## Task
From the line containing "Transcribe this image's" through the last line of the records below, each line is to be repeated exactly; pictures are to be omitted.

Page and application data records
━━━━━━━━
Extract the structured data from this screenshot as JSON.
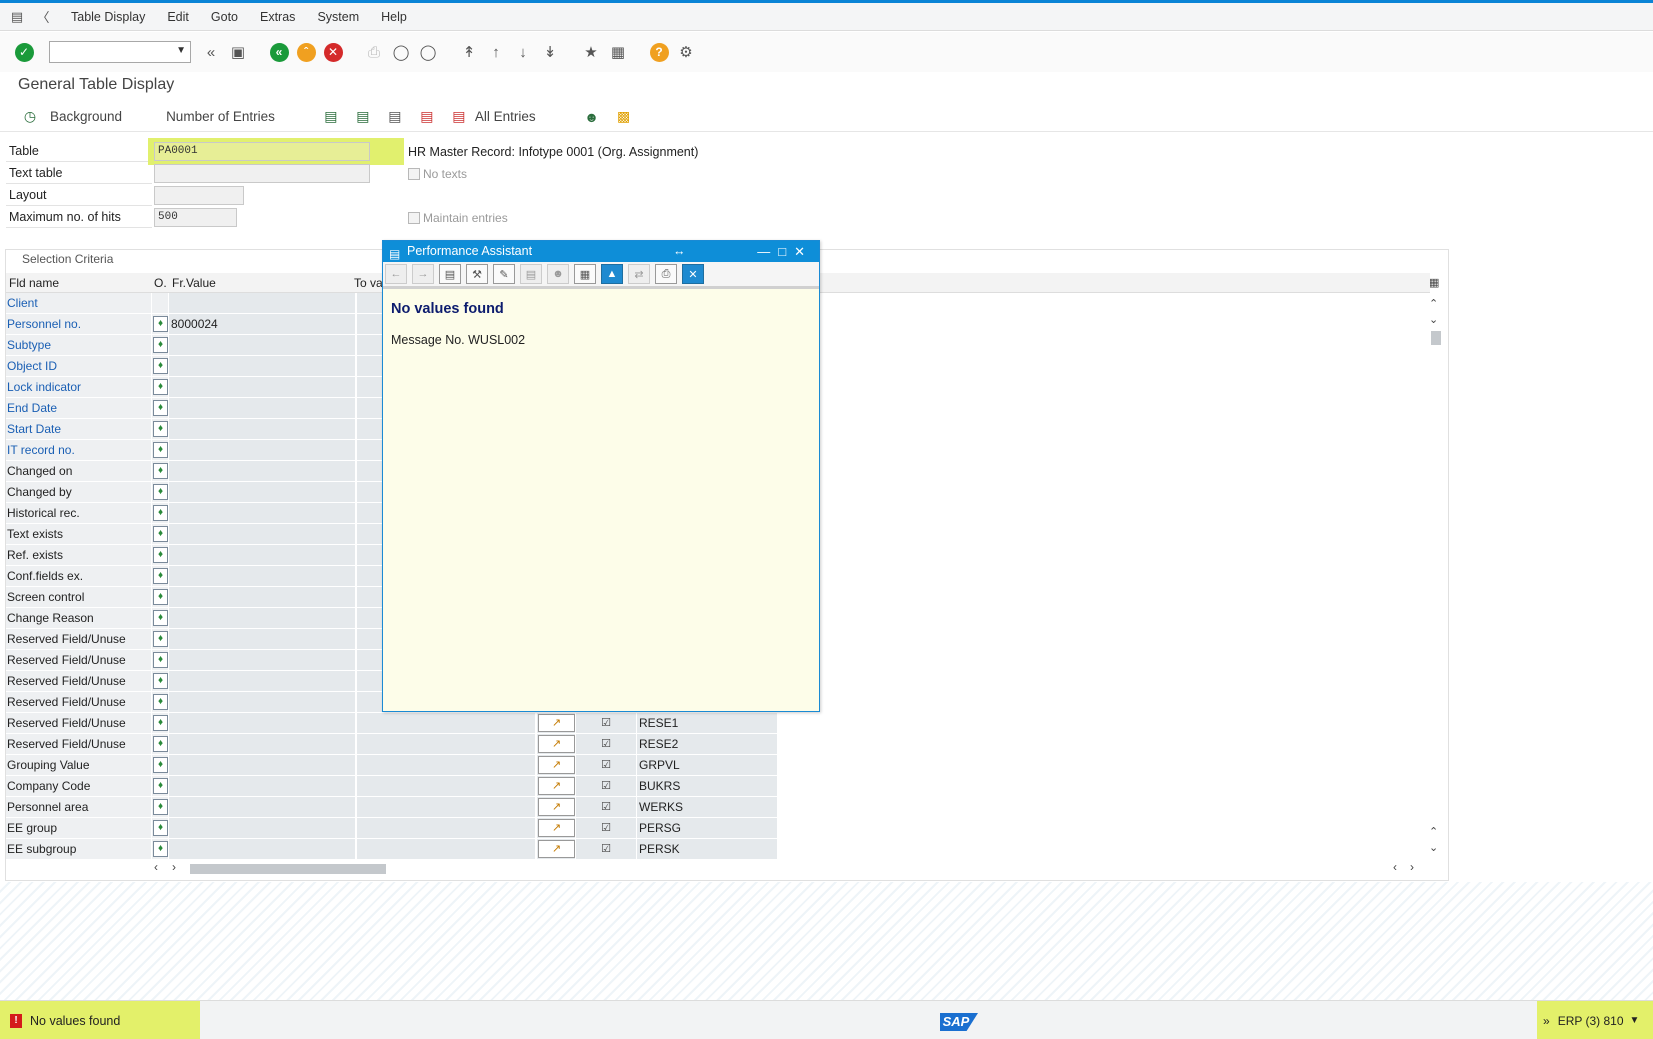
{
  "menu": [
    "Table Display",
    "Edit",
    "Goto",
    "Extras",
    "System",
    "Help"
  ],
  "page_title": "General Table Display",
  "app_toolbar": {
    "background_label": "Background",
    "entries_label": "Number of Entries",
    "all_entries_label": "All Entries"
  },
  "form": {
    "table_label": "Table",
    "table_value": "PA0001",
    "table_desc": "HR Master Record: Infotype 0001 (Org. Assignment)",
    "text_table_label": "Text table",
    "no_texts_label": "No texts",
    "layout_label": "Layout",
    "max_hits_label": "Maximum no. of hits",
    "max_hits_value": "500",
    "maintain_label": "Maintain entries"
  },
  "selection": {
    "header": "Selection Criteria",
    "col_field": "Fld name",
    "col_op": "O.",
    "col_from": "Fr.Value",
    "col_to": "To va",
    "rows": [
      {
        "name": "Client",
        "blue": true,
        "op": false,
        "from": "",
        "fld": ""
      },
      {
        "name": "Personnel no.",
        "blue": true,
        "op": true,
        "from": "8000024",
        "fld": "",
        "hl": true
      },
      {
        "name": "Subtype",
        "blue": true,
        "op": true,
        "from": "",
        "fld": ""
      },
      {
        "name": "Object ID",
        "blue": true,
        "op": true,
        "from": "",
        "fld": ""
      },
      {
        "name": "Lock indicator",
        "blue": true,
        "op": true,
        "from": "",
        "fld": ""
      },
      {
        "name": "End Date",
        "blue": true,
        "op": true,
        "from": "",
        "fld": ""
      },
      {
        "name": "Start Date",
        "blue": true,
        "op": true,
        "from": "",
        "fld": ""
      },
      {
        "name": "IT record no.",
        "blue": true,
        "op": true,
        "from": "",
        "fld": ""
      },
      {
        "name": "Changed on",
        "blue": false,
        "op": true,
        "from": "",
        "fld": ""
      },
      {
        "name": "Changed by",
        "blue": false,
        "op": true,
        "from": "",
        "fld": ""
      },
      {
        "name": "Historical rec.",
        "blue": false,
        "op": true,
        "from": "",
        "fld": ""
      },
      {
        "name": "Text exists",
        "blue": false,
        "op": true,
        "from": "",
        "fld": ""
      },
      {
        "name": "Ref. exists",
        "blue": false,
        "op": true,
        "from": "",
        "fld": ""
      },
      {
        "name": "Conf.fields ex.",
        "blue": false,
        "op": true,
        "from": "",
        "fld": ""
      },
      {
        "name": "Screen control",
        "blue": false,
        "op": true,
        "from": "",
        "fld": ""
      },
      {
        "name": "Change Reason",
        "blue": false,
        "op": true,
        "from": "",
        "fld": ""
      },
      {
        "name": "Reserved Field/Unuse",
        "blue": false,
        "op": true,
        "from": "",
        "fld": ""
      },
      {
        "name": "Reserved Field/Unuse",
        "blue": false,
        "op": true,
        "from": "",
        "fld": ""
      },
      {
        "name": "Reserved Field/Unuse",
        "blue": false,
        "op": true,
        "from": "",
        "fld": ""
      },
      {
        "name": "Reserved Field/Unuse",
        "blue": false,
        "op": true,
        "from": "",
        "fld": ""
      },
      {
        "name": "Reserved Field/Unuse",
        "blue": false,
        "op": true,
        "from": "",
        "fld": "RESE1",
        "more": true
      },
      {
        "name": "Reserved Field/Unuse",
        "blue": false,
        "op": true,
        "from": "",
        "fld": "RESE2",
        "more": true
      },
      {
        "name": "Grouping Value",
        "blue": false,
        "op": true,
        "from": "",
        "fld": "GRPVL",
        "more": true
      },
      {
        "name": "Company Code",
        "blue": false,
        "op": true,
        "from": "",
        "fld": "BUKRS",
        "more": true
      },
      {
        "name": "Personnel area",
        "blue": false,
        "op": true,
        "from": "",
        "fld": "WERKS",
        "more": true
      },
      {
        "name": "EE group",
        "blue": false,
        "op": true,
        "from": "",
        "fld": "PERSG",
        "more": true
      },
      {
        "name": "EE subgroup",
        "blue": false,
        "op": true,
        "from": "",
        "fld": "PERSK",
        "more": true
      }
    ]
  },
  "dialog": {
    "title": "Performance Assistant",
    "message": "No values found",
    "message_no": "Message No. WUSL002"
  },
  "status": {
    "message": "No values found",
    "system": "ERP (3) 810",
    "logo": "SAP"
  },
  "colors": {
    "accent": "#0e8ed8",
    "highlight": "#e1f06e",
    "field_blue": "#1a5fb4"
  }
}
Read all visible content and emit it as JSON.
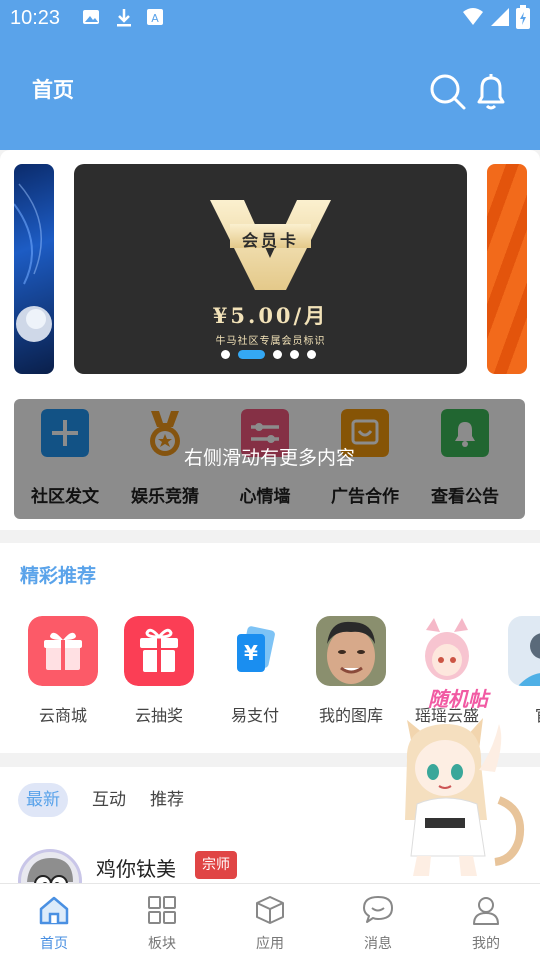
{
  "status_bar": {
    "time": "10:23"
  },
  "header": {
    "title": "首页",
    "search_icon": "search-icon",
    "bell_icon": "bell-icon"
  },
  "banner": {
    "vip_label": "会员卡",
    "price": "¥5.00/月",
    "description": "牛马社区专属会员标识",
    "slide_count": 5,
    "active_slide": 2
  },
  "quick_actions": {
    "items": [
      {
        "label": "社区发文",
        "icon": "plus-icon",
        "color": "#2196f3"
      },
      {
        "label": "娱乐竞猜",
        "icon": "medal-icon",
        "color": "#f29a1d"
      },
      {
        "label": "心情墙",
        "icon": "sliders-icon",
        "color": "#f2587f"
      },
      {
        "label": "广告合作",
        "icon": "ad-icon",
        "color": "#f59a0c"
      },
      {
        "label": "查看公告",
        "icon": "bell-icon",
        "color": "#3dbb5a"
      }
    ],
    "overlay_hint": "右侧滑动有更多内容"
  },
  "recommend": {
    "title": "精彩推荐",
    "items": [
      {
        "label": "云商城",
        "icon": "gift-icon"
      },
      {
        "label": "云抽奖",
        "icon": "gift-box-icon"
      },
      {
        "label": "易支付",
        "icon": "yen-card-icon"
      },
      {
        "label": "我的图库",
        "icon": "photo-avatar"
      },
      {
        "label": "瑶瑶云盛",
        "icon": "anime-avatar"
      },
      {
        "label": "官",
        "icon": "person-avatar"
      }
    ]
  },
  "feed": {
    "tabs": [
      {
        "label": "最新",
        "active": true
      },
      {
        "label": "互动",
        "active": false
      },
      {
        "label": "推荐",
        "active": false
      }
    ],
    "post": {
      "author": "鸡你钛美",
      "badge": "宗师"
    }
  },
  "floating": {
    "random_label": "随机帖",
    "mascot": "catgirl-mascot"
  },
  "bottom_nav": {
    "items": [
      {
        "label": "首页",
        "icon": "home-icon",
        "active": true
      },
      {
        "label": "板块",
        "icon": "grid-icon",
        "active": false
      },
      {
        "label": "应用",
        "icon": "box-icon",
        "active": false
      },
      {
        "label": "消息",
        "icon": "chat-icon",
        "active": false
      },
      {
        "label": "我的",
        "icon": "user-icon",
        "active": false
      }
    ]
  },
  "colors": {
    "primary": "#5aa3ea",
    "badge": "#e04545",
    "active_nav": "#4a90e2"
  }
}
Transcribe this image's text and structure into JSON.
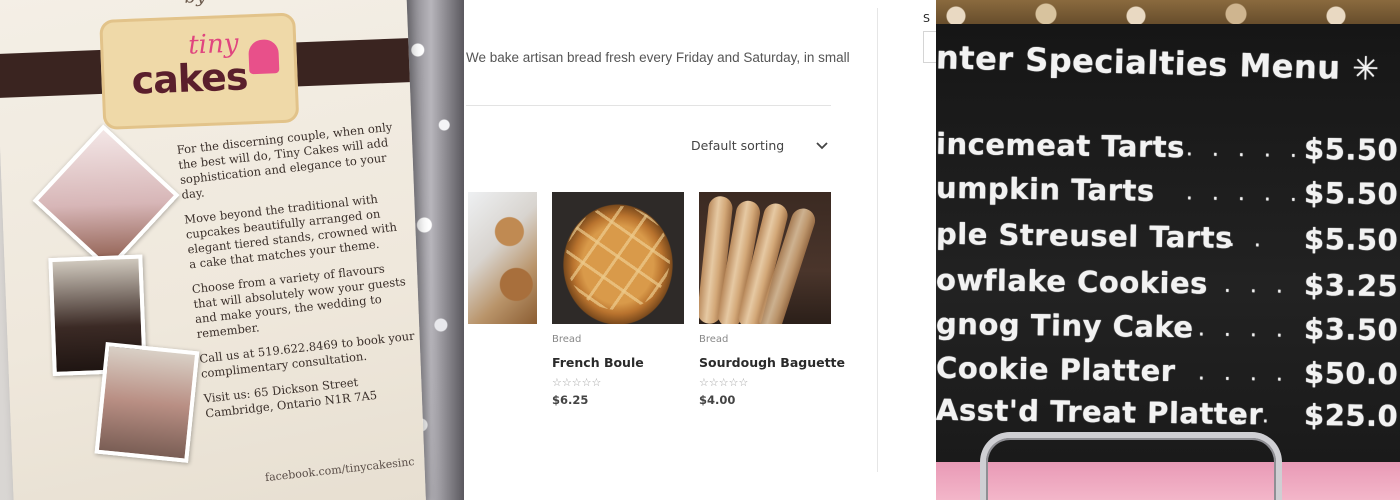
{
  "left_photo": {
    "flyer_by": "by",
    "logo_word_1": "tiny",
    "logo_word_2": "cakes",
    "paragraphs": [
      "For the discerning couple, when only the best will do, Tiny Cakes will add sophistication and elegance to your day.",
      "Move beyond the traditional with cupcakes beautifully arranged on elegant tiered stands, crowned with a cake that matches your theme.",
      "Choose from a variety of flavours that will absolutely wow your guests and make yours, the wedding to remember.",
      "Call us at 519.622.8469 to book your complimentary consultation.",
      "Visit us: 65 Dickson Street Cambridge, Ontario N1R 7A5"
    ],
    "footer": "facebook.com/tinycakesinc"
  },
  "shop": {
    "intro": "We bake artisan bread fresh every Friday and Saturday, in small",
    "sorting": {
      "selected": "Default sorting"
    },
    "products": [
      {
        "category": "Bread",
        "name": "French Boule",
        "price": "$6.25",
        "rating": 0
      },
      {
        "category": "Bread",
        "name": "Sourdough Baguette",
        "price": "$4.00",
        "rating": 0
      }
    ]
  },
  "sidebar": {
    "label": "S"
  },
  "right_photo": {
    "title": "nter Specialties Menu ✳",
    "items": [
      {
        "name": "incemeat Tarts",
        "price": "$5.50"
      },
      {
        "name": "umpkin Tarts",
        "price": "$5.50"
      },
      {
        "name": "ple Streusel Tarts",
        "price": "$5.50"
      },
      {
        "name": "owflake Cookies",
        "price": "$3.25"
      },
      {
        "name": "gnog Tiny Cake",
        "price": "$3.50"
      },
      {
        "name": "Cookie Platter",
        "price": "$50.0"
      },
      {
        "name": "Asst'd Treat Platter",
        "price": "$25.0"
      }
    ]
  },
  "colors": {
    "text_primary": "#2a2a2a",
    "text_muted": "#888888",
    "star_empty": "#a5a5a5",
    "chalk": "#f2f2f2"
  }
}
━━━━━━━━
## Reply
Transcribe this image's text and structure into JSON.
{
  "left_photo": {
    "flyer_by": "by",
    "logo_word_1": "tiny",
    "logo_word_2": "cakes",
    "paragraphs": [
      "For the discerning couple, when only the best will do, Tiny Cakes will add sophistication and elegance to your day.",
      "Move beyond the traditional with cupcakes beautifully arranged on elegant tiered stands, crowned with a cake that matches your theme.",
      "Choose from a variety of flavours that will absolutely wow your guests and make yours, the wedding to remember.",
      "Call us at 519.622.8469 to book your complimentary consultation.",
      "Visit us: 65 Dickson Street Cambridge, Ontario N1R 7A5"
    ],
    "footer": "facebook.com/tinycakesinc"
  },
  "shop": {
    "intro": "We bake artisan bread fresh every Friday and Saturday, in small",
    "sorting": {
      "selected": "Default sorting"
    },
    "products": [
      {
        "category": "Bread",
        "name": "French Boule",
        "price": "$6.25",
        "rating": 0
      },
      {
        "category": "Bread",
        "name": "Sourdough Baguette",
        "price": "$4.00",
        "rating": 0
      }
    ]
  },
  "sidebar": {
    "label": "S"
  },
  "right_photo": {
    "title": "nter Specialties Menu ✳",
    "items": [
      {
        "name": "incemeat Tarts",
        "price": "$5.50"
      },
      {
        "name": "umpkin Tarts",
        "price": "$5.50"
      },
      {
        "name": "ple Streusel Tarts",
        "price": "$5.50"
      },
      {
        "name": "owflake Cookies",
        "price": "$3.25"
      },
      {
        "name": "gnog Tiny Cake",
        "price": "$3.50"
      },
      {
        "name": "Cookie Platter",
        "price": "$50.0"
      },
      {
        "name": "Asst'd Treat Platter",
        "price": "$25.0"
      }
    ]
  },
  "colors": {
    "text_primary": "#2a2a2a",
    "text_muted": "#888888",
    "star_empty": "#a5a5a5",
    "chalk": "#f2f2f2"
  }
}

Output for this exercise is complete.